After all, I couldn’t resign of being a little picky. In case of the first three tracks the musicians seem to be a little discordant or, paradoxically, a little tired of themselves. Despite the creative discussion, the instruments have the tendency to shout over and to dominate the dialogue by force. Nevertheless, it’s all merged with such a winsome energy that sometimes it is no longer a drawback, but a feature that characterizes the band. After listening to “Astroepos” it is hard to be angry or cross with Tatvamasi. This particular composition, simply beautiful, spacious, gently moderate, is a-dream-come-true of my hopes towards the band. The only thing that is dubious is the lack of coherency between the composition’s two parts – to fully use its potential it would be enough just to cut it in two separate pieces. I also long for a moment of well-defined turning point and more space to freely unwind the imagination. Instead of this, the musicians, in a frantic hurry, rush forward. They reach the best sound, however, when they give themselves more space. This, if made use of, could lead to neatly drawn alterations in tension and more artistic intrigue. When the boys finally get warmed up and tired enough of the unfading excitement of “Parts of The Entirety” I will expect nothing less of their further recordings.

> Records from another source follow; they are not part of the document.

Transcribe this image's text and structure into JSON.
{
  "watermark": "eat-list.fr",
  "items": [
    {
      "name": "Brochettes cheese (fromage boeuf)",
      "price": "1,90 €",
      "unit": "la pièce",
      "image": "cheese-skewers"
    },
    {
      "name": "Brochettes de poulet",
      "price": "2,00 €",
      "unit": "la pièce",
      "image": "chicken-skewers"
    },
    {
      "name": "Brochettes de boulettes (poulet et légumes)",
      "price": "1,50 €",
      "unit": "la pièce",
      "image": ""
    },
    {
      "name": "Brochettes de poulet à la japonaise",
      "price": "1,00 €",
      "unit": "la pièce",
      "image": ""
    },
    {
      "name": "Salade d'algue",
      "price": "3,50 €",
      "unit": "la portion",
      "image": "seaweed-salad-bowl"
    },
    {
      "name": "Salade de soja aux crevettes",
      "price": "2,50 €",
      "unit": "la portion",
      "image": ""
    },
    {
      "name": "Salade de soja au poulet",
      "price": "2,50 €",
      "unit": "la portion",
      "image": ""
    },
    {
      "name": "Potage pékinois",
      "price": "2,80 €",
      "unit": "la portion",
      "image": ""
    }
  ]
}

At the beginning I wrote that it can be described as a post-rock, surprisingly, however, Tatvamasi keeps on stealing my time-for-jazz-only hours. It would be a mistake to categorize them, especially considering the fact that the musicians successfully escape from getting shut in particular boxes. Regardless to the type of music, which seems meaningless in this case, a hint of youthful imperfection, a beginning of something very exciting lurks from “Parts of The Entirety”. Every playing of the album opens new door. It becomes more and more interesting and clearer than at the first sight. I think that Tatvamasi commences to create its own musical genre and I am looking forward with great pleasure to their further steps.

Alicja Cieloch